*Proof of Theorem 2. *Suppose that āā. Since , by the Jordan decomposition theorem (see [8, Corollary 13.6]), we have , where , are increasing functions on . Indeed, we can choose to be , the total variation function of defined bywhere the supremum is taken over all partitions of , . It suffices to show that . For any fixed partition , we note thatwhere the supremum is taken over all partitions of . It follows thatwhich implies . This completes the proof of Theorem 2.

To prove Theorem 3, we introduce the next lemma.

Lemma 5. *If āā, then is a constant function.*

*Proof. *It suffices to show that, for any , . Assume that there exists such that . Without loss of generality, we assume that . Since , there exist points such that and . Hence,as , which implies that . This leads to a contradiction. Lemma 5 is proved.

*Proof of Theorem 3. *(1) Without loss of generality, we may assume that . Let be a partition of . For , , we note that where an empty sum denotes 0. It follows thatTaking the supremum over all partitions of , we obtain thatOn the other hand, for any fixed , by renumbering if necessary, we may assume that . We set āā. Then is a partition of . It follows thatLetting , we getCombining (19) with (21), we get (9). Hence, āā if and only if .

(2) Let be an increasing function in āā and the set of points of discontinuity of on . We set , where is defined by (7). Similar to the proof of (21), we haveApplying the above proved result, we obtain that . We set ; then . We will show that is continuous on .
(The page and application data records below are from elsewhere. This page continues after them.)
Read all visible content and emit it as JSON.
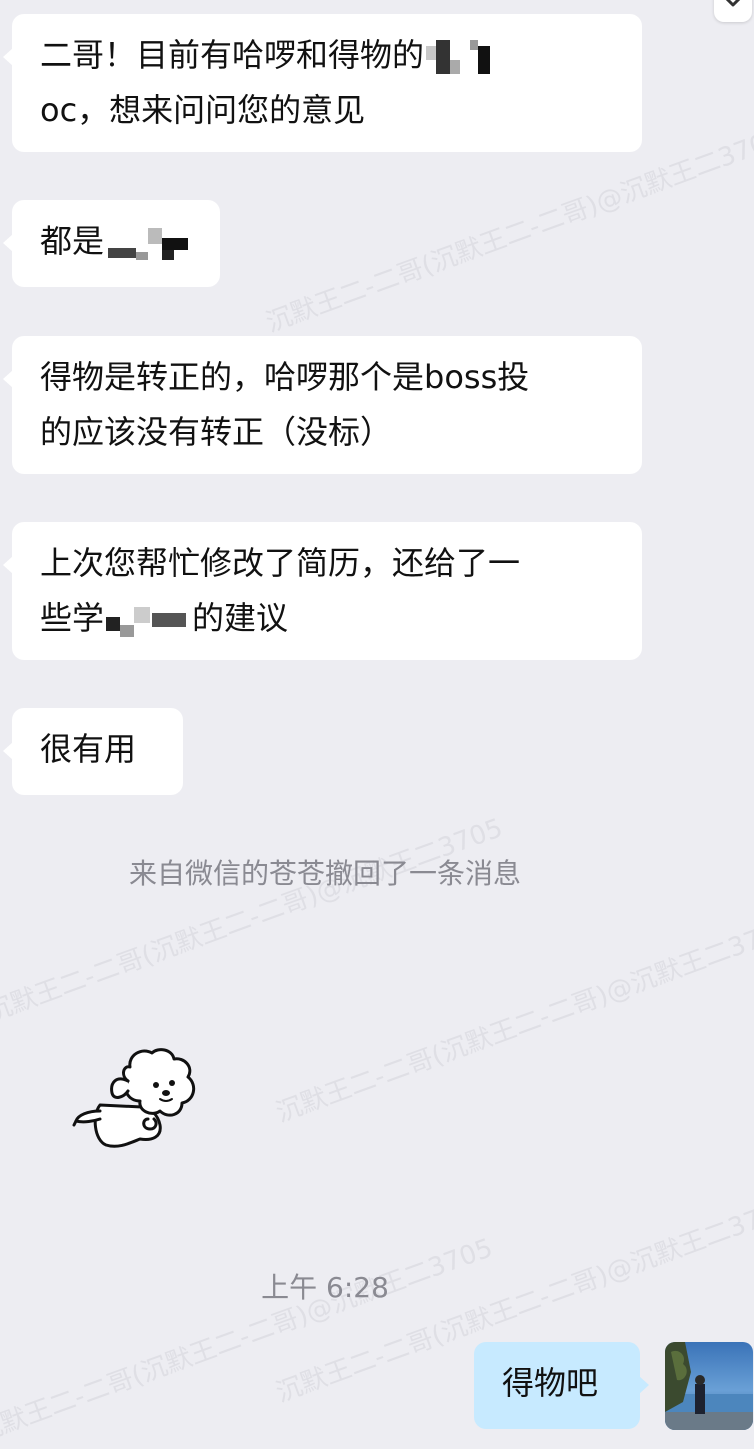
{
  "watermark_text": "沉默王二-二哥(沉默王二-二哥)@沉默王二3705",
  "messages": [
    {
      "id": 1,
      "side": "left",
      "line1_prefix": "二哥！目前有哈啰和得物的",
      "line2": "oc，想来问问您的意见"
    },
    {
      "id": 2,
      "side": "left",
      "prefix": "都是"
    },
    {
      "id": 3,
      "side": "left",
      "line1": "得物是转正的，哈啰那个是boss投",
      "line2": "的应该没有转正（没标）"
    },
    {
      "id": 4,
      "side": "left",
      "line1": "上次您帮忙修改了简历，还给了一",
      "line2_prefix": "些学",
      "line2_suffix": "的建议"
    },
    {
      "id": 5,
      "side": "left",
      "text": "很有用"
    }
  ],
  "system_notice": "来自微信的苍苍撤回了一条消息",
  "sticker_name": "white puppy sticker",
  "timestamp": "上午 6:28",
  "reply": {
    "side": "right",
    "text": "得物吧"
  },
  "colors": {
    "background": "#ededf2",
    "bubble_left": "#ffffff",
    "bubble_right": "#c7eaff",
    "system_text": "#8a8a92"
  }
}
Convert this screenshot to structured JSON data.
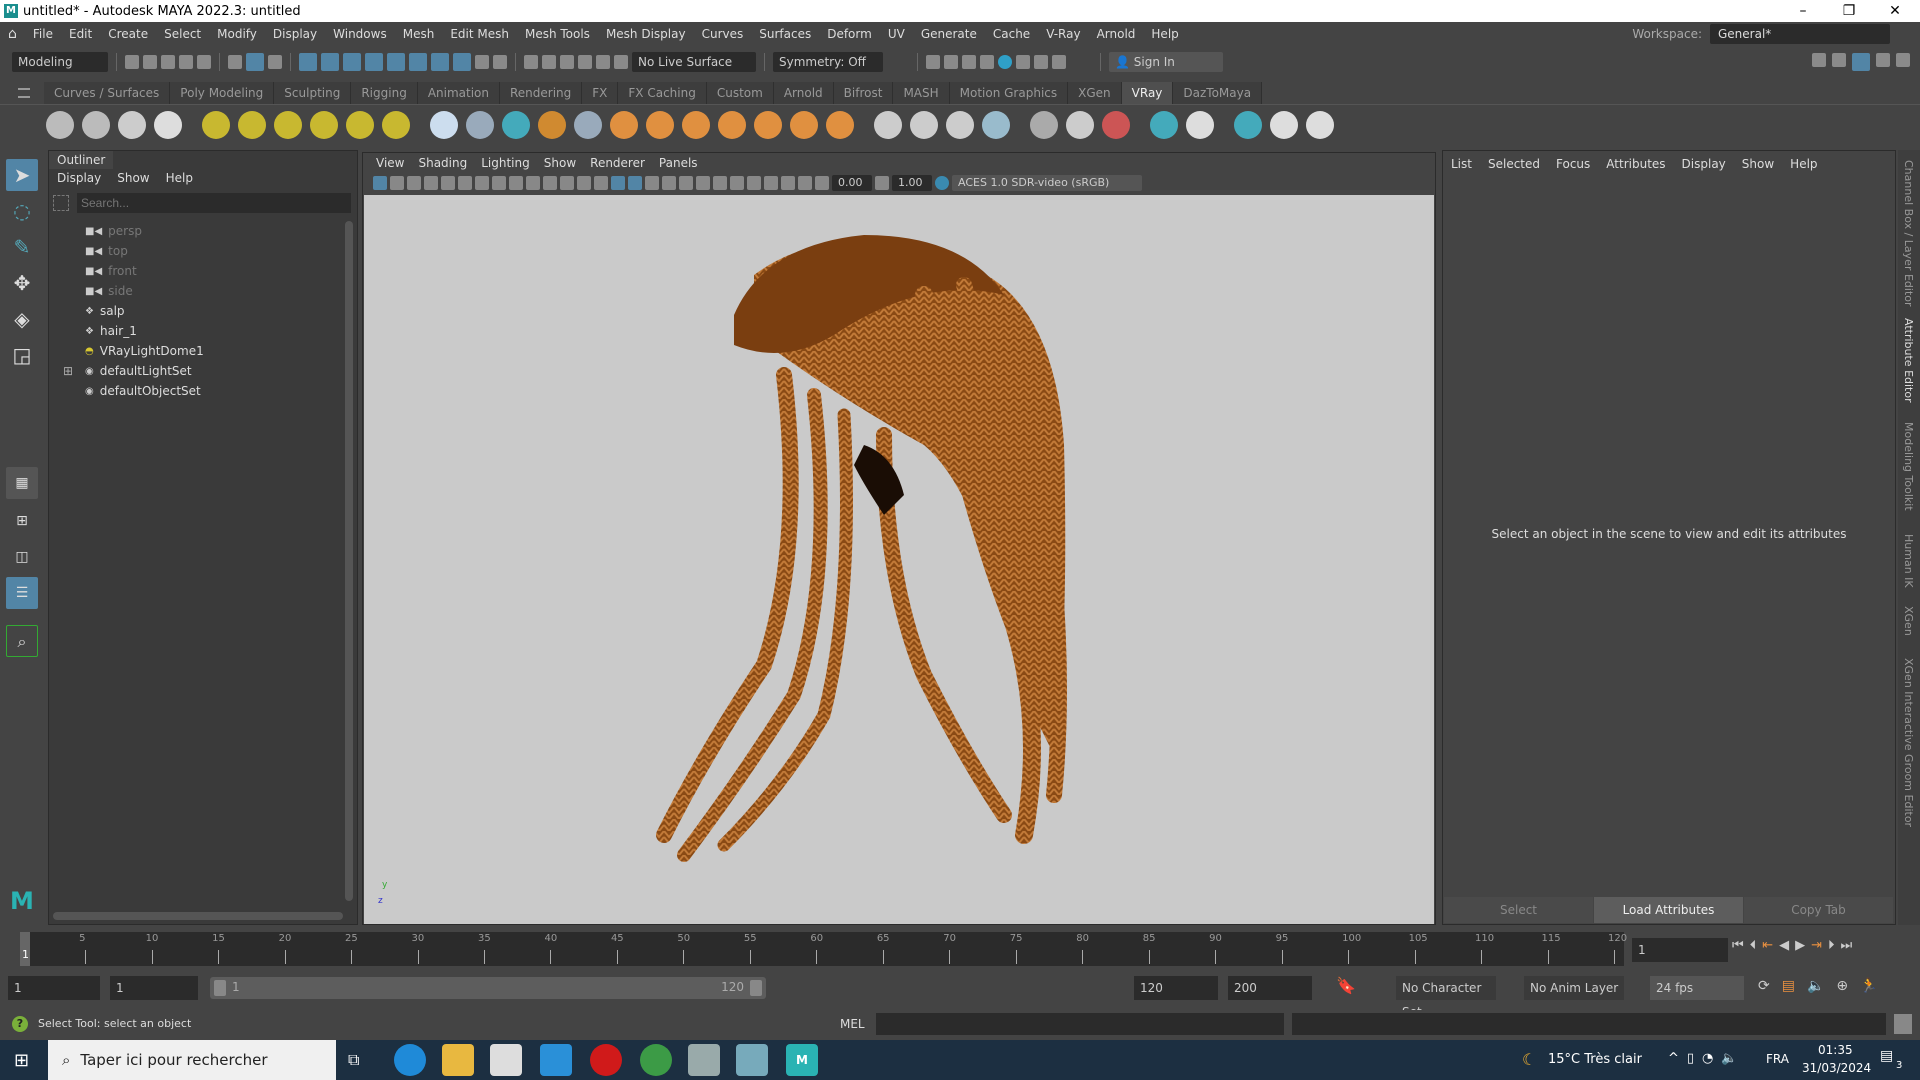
{
  "window": {
    "title": "untitled* - Autodesk MAYA 2022.3: untitled",
    "minimize": "–",
    "maximize": "❐",
    "close": "✕"
  },
  "menu": [
    "File",
    "Edit",
    "Create",
    "Select",
    "Modify",
    "Display",
    "Windows",
    "Mesh",
    "Edit Mesh",
    "Mesh Tools",
    "Mesh Display",
    "Curves",
    "Surfaces",
    "Deform",
    "UV",
    "Generate",
    "Cache",
    "V-Ray",
    "Arnold",
    "Help"
  ],
  "workspace": {
    "label": "Workspace:",
    "value": "General*"
  },
  "statusline": {
    "mode": "Modeling",
    "live_surface": "No Live Surface",
    "symmetry": "Symmetry: Off",
    "sign_in": "Sign In"
  },
  "shelf_tabs": [
    "Curves / Surfaces",
    "Poly Modeling",
    "Sculpting",
    "Rigging",
    "Animation",
    "Rendering",
    "FX",
    "FX Caching",
    "Custom",
    "Arnold",
    "Bifrost",
    "MASH",
    "Motion Graphics",
    "XGen",
    "VRay",
    "DazToMaya"
  ],
  "active_shelf": "VRay",
  "outliner": {
    "title": "Outliner",
    "menu": [
      "Display",
      "Show",
      "Help"
    ],
    "search_placeholder": "Search...",
    "items": [
      {
        "label": "persp",
        "icon": "camera",
        "dim": true
      },
      {
        "label": "top",
        "icon": "camera",
        "dim": true
      },
      {
        "label": "front",
        "icon": "camera",
        "dim": true
      },
      {
        "label": "side",
        "icon": "camera",
        "dim": true
      },
      {
        "label": "salp",
        "icon": "mesh"
      },
      {
        "label": "hair_1",
        "icon": "mesh"
      },
      {
        "label": "VRayLightDome1",
        "icon": "dome-light"
      },
      {
        "label": "defaultLightSet",
        "icon": "set",
        "expandable": true
      },
      {
        "label": "defaultObjectSet",
        "icon": "set"
      }
    ]
  },
  "viewport": {
    "menu": [
      "View",
      "Shading",
      "Lighting",
      "Show",
      "Renderer",
      "Panels"
    ],
    "exposure": "0.00",
    "gamma": "1.00",
    "color_space": "ACES 1.0 SDR-video (sRGB)",
    "axis_y": "y",
    "axis_z": "z"
  },
  "attribute_editor": {
    "menu": [
      "List",
      "Selected",
      "Focus",
      "Attributes",
      "Display",
      "Show",
      "Help"
    ],
    "message": "Select an object in the scene to view and edit its attributes",
    "buttons": [
      "Select",
      "Load Attributes",
      "Copy Tab"
    ]
  },
  "side_tabs": [
    "Channel Box / Layer Editor",
    "Attribute Editor",
    "Modeling Toolkit",
    "Human IK",
    "XGen",
    "XGen Interactive Groom Editor"
  ],
  "timeline": {
    "start": 1,
    "end": 120,
    "step": 5,
    "current_frame": "1",
    "current_label": "1"
  },
  "range": {
    "start": "1",
    "anim_start": "1",
    "range_start": "1",
    "range_end": "120",
    "end": "120",
    "anim_end": "200",
    "character_set": "No Character Set",
    "anim_layer": "No Anim Layer",
    "fps": "24 fps"
  },
  "commandline": {
    "help": "Select Tool: select an object",
    "lang": "MEL"
  },
  "taskbar": {
    "search": "Taper ici pour rechercher",
    "weather": "15°C  Très clair",
    "lang": "FRA",
    "time": "01:35",
    "date": "31/03/2024",
    "notifications": "3"
  },
  "colors": {
    "accent": "#5285a6",
    "viewport_bg": "#cacaca",
    "hair": "#8a4a14"
  }
}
Indeed, for , we haveBy Weierstrass -test (see [10, Theorem 7.10]), we get that the series converges uniformly on . For , āā is continuous at , so is also continuous at . It follows that is continuous at for .

For , we set . Then is continuous at and . Hence,Thus,from which we can deduce that is continuous at . Hence, .
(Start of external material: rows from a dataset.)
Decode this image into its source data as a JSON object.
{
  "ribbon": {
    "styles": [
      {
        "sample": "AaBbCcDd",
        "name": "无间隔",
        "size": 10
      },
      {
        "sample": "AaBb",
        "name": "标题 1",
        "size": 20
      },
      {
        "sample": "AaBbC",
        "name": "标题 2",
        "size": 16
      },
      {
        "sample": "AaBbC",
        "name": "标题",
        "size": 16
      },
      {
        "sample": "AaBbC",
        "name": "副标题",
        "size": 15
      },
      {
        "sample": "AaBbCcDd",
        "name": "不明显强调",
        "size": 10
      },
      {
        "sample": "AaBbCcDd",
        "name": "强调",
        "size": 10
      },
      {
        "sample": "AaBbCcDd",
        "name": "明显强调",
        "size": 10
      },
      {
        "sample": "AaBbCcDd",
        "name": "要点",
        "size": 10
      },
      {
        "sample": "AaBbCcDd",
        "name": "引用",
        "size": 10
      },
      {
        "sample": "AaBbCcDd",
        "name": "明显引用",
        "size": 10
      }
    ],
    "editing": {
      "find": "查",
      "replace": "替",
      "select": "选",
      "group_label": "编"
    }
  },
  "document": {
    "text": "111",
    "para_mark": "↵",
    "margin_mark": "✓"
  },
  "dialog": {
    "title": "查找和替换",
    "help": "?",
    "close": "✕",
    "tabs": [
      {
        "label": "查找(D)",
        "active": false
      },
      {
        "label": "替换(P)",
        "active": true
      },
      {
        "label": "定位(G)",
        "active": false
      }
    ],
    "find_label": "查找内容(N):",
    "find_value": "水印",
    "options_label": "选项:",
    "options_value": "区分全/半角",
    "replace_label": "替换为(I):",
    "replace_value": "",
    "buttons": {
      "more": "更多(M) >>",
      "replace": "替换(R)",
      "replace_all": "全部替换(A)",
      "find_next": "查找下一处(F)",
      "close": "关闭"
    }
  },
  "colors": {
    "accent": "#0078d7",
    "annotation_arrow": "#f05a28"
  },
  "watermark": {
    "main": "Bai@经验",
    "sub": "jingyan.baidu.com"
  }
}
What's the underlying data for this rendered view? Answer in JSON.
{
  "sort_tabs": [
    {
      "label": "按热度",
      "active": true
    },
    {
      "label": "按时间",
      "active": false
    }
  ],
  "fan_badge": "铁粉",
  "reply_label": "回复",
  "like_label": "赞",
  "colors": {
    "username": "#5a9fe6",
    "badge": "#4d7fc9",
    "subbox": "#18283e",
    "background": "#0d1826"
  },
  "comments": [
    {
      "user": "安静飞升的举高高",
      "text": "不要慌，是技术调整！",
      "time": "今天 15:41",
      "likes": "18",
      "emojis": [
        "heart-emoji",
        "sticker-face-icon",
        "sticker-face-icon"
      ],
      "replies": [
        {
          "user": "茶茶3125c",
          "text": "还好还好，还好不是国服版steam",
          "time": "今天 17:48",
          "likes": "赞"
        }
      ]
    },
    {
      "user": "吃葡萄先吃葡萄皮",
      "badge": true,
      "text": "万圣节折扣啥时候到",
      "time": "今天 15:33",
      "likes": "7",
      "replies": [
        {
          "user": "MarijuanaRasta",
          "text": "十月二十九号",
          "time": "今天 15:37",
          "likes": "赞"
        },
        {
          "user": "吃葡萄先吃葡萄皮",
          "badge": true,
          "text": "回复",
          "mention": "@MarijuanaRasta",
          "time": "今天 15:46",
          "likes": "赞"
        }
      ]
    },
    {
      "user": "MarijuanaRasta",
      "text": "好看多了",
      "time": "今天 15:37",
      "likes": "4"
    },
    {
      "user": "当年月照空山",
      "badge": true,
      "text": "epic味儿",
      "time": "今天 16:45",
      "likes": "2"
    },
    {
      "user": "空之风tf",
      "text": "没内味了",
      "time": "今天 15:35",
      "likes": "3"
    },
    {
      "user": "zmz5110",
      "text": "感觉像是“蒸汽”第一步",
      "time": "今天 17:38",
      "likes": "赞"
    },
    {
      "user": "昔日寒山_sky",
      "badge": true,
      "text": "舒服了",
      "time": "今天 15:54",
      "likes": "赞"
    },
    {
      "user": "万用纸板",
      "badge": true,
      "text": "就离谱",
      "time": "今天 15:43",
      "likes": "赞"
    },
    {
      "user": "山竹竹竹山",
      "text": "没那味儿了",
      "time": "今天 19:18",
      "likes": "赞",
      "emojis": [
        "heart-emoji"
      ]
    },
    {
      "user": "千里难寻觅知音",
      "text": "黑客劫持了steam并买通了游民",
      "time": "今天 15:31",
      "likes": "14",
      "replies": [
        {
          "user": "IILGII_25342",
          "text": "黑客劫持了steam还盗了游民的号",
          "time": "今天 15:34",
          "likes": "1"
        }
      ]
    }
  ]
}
Since , it follows from Lemma 5 that is a constant . Thus . The proof of Theorem 3 is complete.

#### Conflict of Interests

The authors declare that there is no conflict of interests regarding the publication of this paper.

#### Acknowledgments

The authors were supported by the National Natural Science Foundation of China (Project no. 11271263), the Beijing Natural Science Foundation (1132001), and BCMIIS.